> [WORK TO COMPLETE]:
Report all lines below with the word "text".

(Data records for software interfaces)
· · · · ·

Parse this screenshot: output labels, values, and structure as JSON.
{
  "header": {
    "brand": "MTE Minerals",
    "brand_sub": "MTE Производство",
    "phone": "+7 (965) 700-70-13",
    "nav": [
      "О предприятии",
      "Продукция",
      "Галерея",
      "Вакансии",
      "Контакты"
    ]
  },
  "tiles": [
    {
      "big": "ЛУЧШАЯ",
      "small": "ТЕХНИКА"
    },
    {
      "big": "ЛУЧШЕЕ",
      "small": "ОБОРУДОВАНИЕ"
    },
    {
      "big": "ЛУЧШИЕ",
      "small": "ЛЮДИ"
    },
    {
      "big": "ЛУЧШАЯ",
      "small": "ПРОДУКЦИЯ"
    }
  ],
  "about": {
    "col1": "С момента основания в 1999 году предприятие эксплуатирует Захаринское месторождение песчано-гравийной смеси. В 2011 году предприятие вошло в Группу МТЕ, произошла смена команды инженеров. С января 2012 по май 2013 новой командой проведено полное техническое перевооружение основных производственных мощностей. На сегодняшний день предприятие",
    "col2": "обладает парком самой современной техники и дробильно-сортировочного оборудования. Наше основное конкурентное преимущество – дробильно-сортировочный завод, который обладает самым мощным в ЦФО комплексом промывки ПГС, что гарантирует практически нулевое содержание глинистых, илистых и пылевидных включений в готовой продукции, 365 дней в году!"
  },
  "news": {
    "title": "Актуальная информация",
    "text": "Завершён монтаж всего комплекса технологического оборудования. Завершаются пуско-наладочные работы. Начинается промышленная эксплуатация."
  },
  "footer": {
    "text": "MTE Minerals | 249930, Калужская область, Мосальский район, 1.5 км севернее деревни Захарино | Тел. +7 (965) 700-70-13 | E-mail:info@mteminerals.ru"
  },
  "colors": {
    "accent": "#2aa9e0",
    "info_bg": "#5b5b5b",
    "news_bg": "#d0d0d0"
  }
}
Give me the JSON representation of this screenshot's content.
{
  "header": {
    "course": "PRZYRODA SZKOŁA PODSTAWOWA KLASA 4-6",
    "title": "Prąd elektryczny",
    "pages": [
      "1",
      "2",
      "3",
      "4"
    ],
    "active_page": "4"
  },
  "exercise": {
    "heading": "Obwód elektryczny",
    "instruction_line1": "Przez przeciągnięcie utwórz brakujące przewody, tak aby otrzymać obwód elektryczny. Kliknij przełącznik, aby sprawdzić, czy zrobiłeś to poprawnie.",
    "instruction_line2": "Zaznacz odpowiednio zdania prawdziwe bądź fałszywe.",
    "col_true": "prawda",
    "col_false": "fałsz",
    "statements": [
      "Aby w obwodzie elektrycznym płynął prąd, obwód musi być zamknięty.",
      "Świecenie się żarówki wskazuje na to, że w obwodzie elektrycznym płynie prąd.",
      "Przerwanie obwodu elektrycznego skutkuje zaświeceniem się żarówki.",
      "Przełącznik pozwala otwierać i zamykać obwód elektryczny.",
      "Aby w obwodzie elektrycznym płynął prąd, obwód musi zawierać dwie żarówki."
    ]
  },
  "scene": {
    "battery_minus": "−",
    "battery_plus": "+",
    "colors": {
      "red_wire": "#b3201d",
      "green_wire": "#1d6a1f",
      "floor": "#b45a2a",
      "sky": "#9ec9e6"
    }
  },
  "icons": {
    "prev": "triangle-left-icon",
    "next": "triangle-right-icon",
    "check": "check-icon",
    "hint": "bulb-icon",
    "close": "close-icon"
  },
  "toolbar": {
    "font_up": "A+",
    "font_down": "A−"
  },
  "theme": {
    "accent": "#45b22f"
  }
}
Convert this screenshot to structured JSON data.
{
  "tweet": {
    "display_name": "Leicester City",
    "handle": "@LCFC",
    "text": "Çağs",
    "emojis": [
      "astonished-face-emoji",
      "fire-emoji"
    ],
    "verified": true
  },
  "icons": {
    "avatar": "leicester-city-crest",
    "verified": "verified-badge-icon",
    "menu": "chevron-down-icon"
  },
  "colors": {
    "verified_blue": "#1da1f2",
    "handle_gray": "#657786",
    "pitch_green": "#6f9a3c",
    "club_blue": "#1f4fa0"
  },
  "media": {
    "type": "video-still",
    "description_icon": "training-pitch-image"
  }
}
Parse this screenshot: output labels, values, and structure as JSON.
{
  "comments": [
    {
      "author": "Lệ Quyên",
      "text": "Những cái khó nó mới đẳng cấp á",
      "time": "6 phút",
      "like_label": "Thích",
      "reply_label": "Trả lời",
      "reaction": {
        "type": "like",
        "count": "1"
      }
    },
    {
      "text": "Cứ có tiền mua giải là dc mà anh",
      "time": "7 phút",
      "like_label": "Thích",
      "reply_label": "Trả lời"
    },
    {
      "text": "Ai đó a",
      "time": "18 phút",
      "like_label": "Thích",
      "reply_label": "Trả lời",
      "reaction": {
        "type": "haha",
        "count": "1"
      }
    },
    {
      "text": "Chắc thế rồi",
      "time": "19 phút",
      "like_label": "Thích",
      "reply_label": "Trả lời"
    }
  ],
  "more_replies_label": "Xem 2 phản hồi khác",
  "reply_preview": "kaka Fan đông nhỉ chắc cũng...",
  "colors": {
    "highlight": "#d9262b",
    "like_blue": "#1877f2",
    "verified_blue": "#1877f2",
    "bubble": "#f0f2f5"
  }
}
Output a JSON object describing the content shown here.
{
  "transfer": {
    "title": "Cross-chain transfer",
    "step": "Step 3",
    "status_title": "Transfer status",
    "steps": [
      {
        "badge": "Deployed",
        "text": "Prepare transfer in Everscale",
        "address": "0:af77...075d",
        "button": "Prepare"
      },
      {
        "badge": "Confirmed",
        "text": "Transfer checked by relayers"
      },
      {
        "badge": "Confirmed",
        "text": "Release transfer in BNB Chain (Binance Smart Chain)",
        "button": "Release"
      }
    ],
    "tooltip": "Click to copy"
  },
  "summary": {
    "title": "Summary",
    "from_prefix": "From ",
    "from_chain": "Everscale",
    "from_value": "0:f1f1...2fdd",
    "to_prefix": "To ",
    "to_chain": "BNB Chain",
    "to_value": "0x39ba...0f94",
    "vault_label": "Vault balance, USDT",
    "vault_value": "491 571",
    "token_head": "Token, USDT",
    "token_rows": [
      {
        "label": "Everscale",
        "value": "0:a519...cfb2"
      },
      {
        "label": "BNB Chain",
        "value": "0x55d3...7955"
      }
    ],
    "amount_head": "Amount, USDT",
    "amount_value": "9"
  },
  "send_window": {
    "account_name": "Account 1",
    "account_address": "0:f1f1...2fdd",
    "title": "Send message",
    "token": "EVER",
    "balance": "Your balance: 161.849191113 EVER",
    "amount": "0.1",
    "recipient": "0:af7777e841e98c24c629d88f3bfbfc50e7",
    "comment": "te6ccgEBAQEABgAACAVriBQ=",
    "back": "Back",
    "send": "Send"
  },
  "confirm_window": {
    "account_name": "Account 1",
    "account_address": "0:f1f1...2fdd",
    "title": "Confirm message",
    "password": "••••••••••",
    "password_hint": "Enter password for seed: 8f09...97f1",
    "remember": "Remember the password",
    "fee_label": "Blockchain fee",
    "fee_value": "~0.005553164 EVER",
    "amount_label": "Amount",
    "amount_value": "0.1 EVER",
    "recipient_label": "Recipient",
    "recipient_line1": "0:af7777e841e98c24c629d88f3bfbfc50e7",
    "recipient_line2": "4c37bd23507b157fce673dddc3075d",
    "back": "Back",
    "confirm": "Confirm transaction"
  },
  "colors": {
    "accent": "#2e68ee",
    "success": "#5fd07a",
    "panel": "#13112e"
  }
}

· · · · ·

> [COMPLETED EXERCISE]:
    "text": "Завершён монтаж всего комплекса технологического оборудования. Завершаются пуско-наладочные работы. Начинается промышленная эксплуатация."
    "text": "MTE Minerals | 249930, Калужская область, Мосальский район, 1.5 км севернее деревни Захарино | Тел. +7 (965) 700-70-13 | E-mail:info@mteminerals.ru"
    "text": "Çağs",
      "text": "Những cái khó nó mới đẳng cấp á",
      "text": "Cứ có tiền mua giải là dc mà anh",
      "text": "Ai đó a",
      "text": "Chắc thế rồi",
        "text": "Prepare transfer in Everscale",
        "text": "Transfer checked by relayers"
        "text": "Release transfer in BNB Chain (Binance Smart Chain)",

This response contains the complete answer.